All National Monuments Under Review

Credited to the New York Times authors Lisa Friedman, Nadja Popovich, and Matt McCann

It is a curious time we are living in. One in which an entire administration has represented itself as the epitome of the environmental enemy. One in which the inherent worth of untouched Nature has been deemed as trivial. The threat of scaling back—or even eradicating—the boundaries of these protected lands is nothing more than a declaration of worship for America’s Lord and Savior: profit.

To reverse the efforts of previous presidents in acknowledging historical, cultural, or scientific value in these locations is not only offensive but illegal. The American government structure was not established with the intent to support the authoritarian-like pursuits of one individual wrongfully elected by an outdated system, allowing him to write away sacred indigenous lands and adored national monuments without congressional input.

If Theodore Roosevelt only knew how the amber waves of grain and purple mountain majesties would later be lusted over with hungry eyes for the almighty dollar, perhaps the Antiquities Act would be slightly more binding.

Some suspect this review to represent a larger effort of the Trump administration in undermining and diminishing strides made under the presidency of Barack Obama. But regardless of the motive—be it political tactic or a callous lack of consideration for Nature—we must publicly oppose these efforts. And on a larger note, welcome the desacralization of dirty energy and extraction that demands destruction to Earthly masterpieces.

To oppose the reevaluation and potential depletion of our valuable national parks, the following recommendations are listed below:

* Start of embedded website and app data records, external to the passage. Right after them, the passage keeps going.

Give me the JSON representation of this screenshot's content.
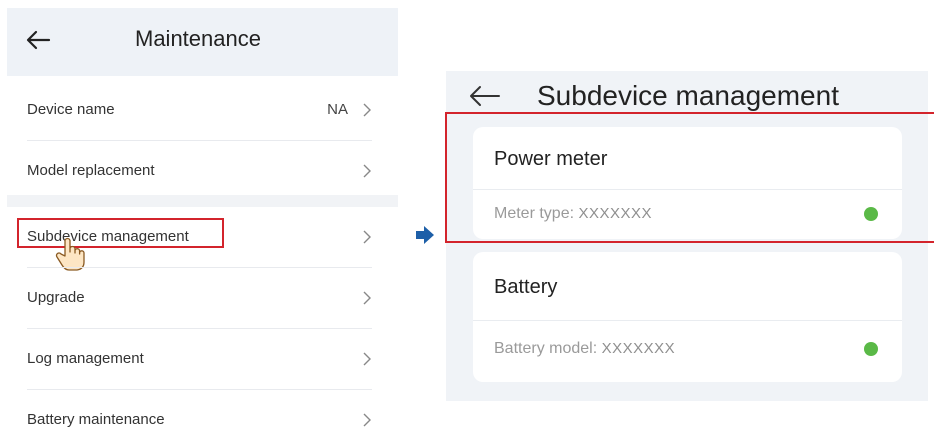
{
  "left_screen": {
    "title": "Maintenance",
    "items": [
      {
        "label": "Device name",
        "value": "NA"
      },
      {
        "label": "Model replacement",
        "value": ""
      },
      {
        "label": "Subdevice management",
        "value": ""
      },
      {
        "label": "Upgrade",
        "value": ""
      },
      {
        "label": "Log management",
        "value": ""
      },
      {
        "label": "Battery maintenance",
        "value": ""
      }
    ],
    "highlighted_item": "Subdevice management"
  },
  "right_screen": {
    "title": "Subdevice management",
    "cards": [
      {
        "title": "Power meter",
        "field_label": "Meter type:",
        "field_value": "XXXXXXX",
        "status_color": "#5ab947"
      },
      {
        "title": "Battery",
        "field_label": "Battery model:",
        "field_value": "XXXXXXX",
        "status_color": "#5ab947"
      }
    ]
  },
  "colors": {
    "highlight": "#d3242c",
    "flow_arrow": "#1d5fa8",
    "status_ok": "#5ab947"
  },
  "icons": {
    "back": "arrow-left-icon",
    "chevron": "chevron-right-icon",
    "pointer": "hand-pointer-icon",
    "flow": "arrow-right-icon"
  }
}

  1. E-mail or fill out a feedback form with the U.S. Department of the Interior to announce your stance on reducing protection for national lands.
  2. Contact your congressman and senator and demand opposition to a government that does not value the act of preserving Nature.
  3. Join, volunteer, or donate to one of the many trustworthy environmental organizations that are actively protesting this affair, such as the National Parks Conservation Association.
  4. Publicly express the importance of our beloved parks and declare yourself against their exploitation.